Even allowing for aversion to risk and cultural differences across workplaces, I’m surprised our profession appears so out of step with emerging trends. From personal experience, I know it’s difficult to go against corporate inertia, but we risk losing our credibility and relevance if we don’t counsel our clients/leaders to consider these trends and look for opportunities to innovate and improve.
It’s rare a day goes by without another example of an employee getting fired or reprimanded for posting something inappropriate on their Twitter account, or a company being forced into damage control due to an off-color comment or tone-deaf message. I read this example of Congressional staffers and their ill-advised Twitter chatter this morning. There are countless other blunders that have generated heated coverage – ranging from political scandals (hello Tony Weiner) to marketing snafus. All this noise usually creates two concerns, or conclusions, with many of my clients:
- Social media is very risky for organizations…probably too risky
- It’s very difficult to regulate and monitor social media interaction
As I’ve written before in this blog over the years, I think the fears of social media are overblown and misdirected. Yes, social media platforms like Twitter and Facebook allow content and commentary to spread globally quickly – whether it’s positive or critical. But a cursory review of the most celebrated social media snafus (including the one referenced above) reveals that in most cases the controversy could easily have been avoided with basic common sense: Don’t lie. Don’t use inappropriate language or content. Be nice. Play fair. I would argue these are the same guidelines employees would use with any other workplace forum or channel (including company email.) In fact, I am often amazed at how ridiculous and ill-advised these controversial posts are…causing me to ask rhetorically what were they thinking?
The issue of monitoring and managing social media outreach is also surrounded by misconceptions. Companies can use a wide range of user-friendly tools to monitor the Web and track posts, triage comments or questions and identify emerging trends. With regard to organization, many of recognized social media leaders use a small, dedicated team and simple planning process to direct their social media efforts. In other words, this doesn’t have to be that overly costly or complicated. The barriers to entry for social media are very low for individual and institutional users alike.
Rather than blaming social media channels – which are inherently neutral and provide incredible platforms for robust, real-time conversation with millions of users – company leaders should spend more time selecting and training their staff, and determining the strategic purpose of their social media activities (even if they are mostly passive and reactive.) These steps don’t have to be onerous. Many of the most successful companies actively using social media – notably Dell, IBM, Best Buy and Starbucks – have clear and simple policies and objectives. And determining if and how you want to get involved can (and should) be shaped by due diligence and strategic planning.
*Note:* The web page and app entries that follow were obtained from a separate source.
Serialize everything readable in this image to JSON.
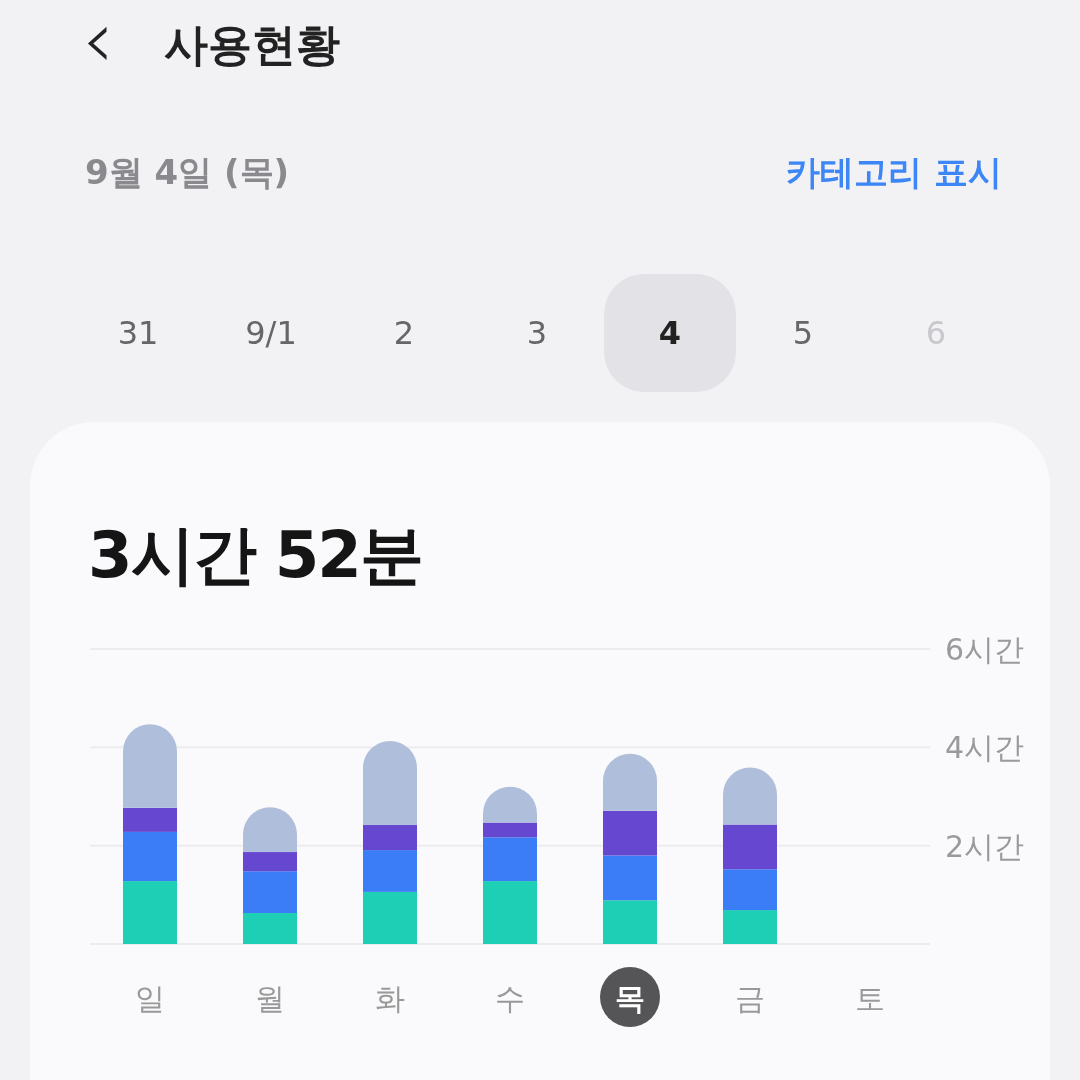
{
  "header": {
    "back": "‹",
    "title": "사용현황"
  },
  "date_row": {
    "date": "9월 4일 (목)",
    "category_toggle": "카테고리 표시"
  },
  "date_strip": [
    {
      "label": "31",
      "selected": false,
      "disabled": false
    },
    {
      "label": "9/1",
      "selected": false,
      "disabled": false
    },
    {
      "label": "2",
      "selected": false,
      "disabled": false
    },
    {
      "label": "3",
      "selected": false,
      "disabled": false
    },
    {
      "label": "4",
      "selected": true,
      "disabled": false
    },
    {
      "label": "5",
      "selected": false,
      "disabled": false
    },
    {
      "label": "6",
      "selected": false,
      "disabled": true
    }
  ],
  "usage_card": {
    "total": "3시간 52분",
    "chart_data": {
      "type": "bar",
      "stacked": true,
      "categories": [
        "일",
        "월",
        "화",
        "수",
        "목",
        "금",
        "토"
      ],
      "yticks": [
        {
          "value": 2,
          "label": "2시간"
        },
        {
          "value": 4,
          "label": "4시간"
        },
        {
          "value": 6,
          "label": "6시간"
        }
      ],
      "ylim": [
        0,
        6
      ],
      "series": [
        {
          "color": "#1ecfb5",
          "values": [
            1.28,
            0.63,
            1.06,
            1.28,
            0.89,
            0.69,
            null
          ]
        },
        {
          "color": "#3b7cf7",
          "values": [
            1.0,
            0.85,
            0.85,
            0.89,
            0.91,
            0.83,
            null
          ]
        },
        {
          "color": "#6648d0",
          "values": [
            0.49,
            0.39,
            0.51,
            0.3,
            0.91,
            0.91,
            null
          ]
        },
        {
          "color": "#afbfdb",
          "values": [
            1.7,
            0.91,
            1.71,
            0.73,
            1.16,
            1.16,
            null
          ]
        }
      ]
    },
    "selected_categories": [
      false,
      false,
      false,
      false,
      true,
      false,
      false
    ]
  }
}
The fact that some have made mistakes using social media platforms is an indictment of the culprits, not the technology.